Rio Tinto (LON:RIO) produced record volumes of iron ore in the first half of 2014 thanks in large to the expansion of its mines in the Pilbara region of Western Australia.
The UK miner increased iron ore production by 11 percent, producing 139.5 million tons in the fiscal first half despite weak prices of the metal. Rio Tinto’s shipments rose 20 percent to 142.4 million tons.
"Our iron ore expansion continues to deliver high-margin growth reinforcing our position as a low cost producer," Rio Tinto Chief Executive Sam Walsh said in a stock exchange filing.
“It has allowed us to increase shipments of our Pilbara Blend products, providing our customers with reliable, long-term supply of stable quality.”
Rio’s reliance on the commodity has caused concerns among investors. Iron ore prices have fallen from approximately $135 a ton last year to below $90 a ton last month, and many believe global mining companies are adding new supply too quickly
Miners are betting that Chinese iron ore demand will remain stout. In the first half of 2014 China imported 457 million tons of iron ore, up 19 percent from a year earlier.

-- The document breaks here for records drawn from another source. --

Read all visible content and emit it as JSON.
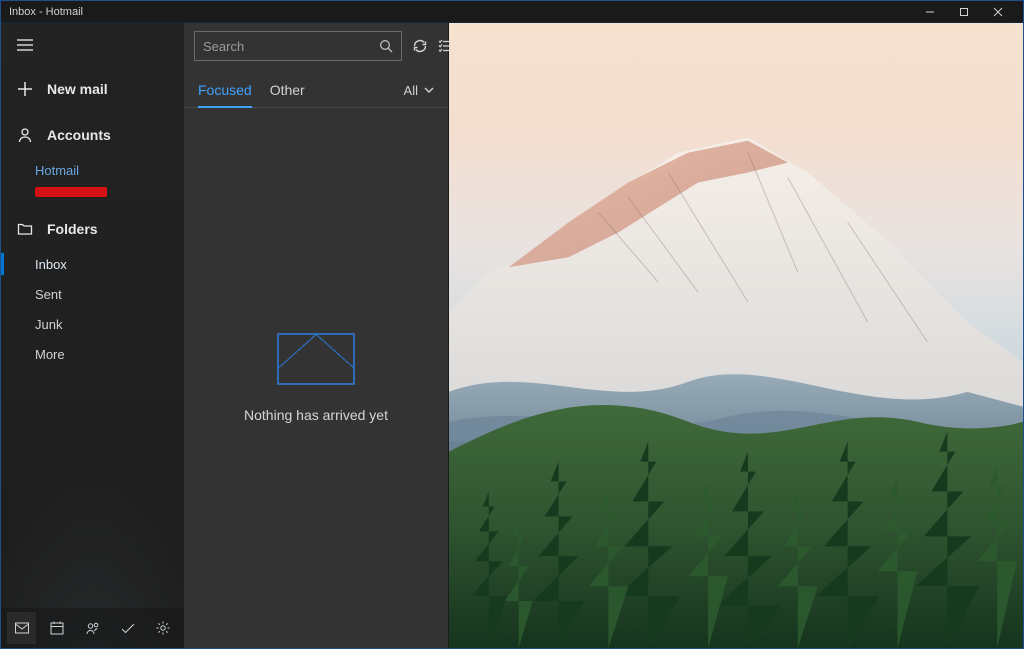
{
  "window": {
    "title": "Inbox - Hotmail"
  },
  "sidebar": {
    "new_mail_label": "New mail",
    "accounts_label": "Accounts",
    "account_name": "Hotmail",
    "folders_label": "Folders",
    "folders": {
      "inbox": "Inbox",
      "sent": "Sent",
      "junk": "Junk",
      "more": "More"
    }
  },
  "list": {
    "search_placeholder": "Search",
    "tabs": {
      "focused": "Focused",
      "other": "Other"
    },
    "filter_label": "All",
    "empty_message": "Nothing has arrived yet"
  },
  "colors": {
    "accent": "#3fa2ff",
    "link": "#6aa7e0",
    "border_blue": "#1f4e8c",
    "redaction": "#d11313"
  }
}
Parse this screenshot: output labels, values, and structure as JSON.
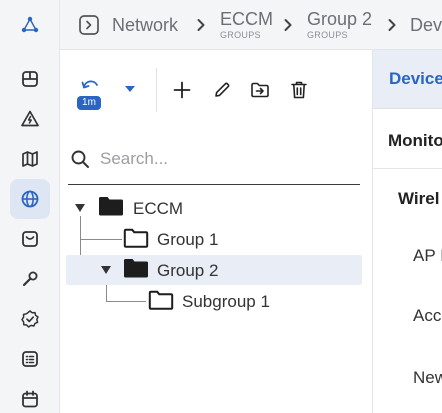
{
  "rail": {
    "items": [
      {
        "icon": "dashboard-icon"
      },
      {
        "icon": "alerts-icon"
      },
      {
        "icon": "map-icon"
      },
      {
        "icon": "network-globe-icon",
        "active": true
      },
      {
        "icon": "inbox-icon"
      },
      {
        "icon": "tools-icon"
      },
      {
        "icon": "compliance-icon"
      },
      {
        "icon": "list-icon"
      },
      {
        "icon": "calendar-icon"
      }
    ]
  },
  "breadcrumb": {
    "items": [
      {
        "label": "Network",
        "sub": ""
      },
      {
        "label": "ECCM",
        "sub": "GROUPS"
      },
      {
        "label": "Group 2",
        "sub": "GROUPS"
      },
      {
        "label": "Dev",
        "sub": ""
      }
    ]
  },
  "toolbar": {
    "refresh_interval": "1m"
  },
  "search": {
    "placeholder": "Search..."
  },
  "tree": {
    "nodes": [
      {
        "label": "ECCM",
        "expanded": true
      },
      {
        "label": "Group 1"
      },
      {
        "label": "Group 2",
        "expanded": true,
        "selected": true
      },
      {
        "label": "Subgroup 1"
      }
    ]
  },
  "details": {
    "tab_label": "Device",
    "card_title": "Monito",
    "section_label": "Wirel",
    "items": [
      "AP I",
      "Acc",
      "New"
    ]
  },
  "colors": {
    "accent": "#2a64c4",
    "rail_background": "#f4f5f7",
    "selected_row": "#e8edf6"
  }
}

BHP Billiton CEO Andrew Mackenzie believes Australia should accommodate China as much as possible, working towards the maximum degree of free trade with the nation’s biggest trading partner.
"I think it's a positive step unquestionably to more intimately tie Australia to the main market for resources going forward," said Mackenzie. "Increased ties between Australia and the rest of Asia can only be good for the health and vibrancy of this economy going forward. A country like Australia can offer them something they don't have, which is resources."
With more than 90 percent of its profits coming from iron ore, Rio Tinto believes its Pilbara mines will continue to advantageous even at lower prices, with high-cost mines in China most at risk of sustained downturn.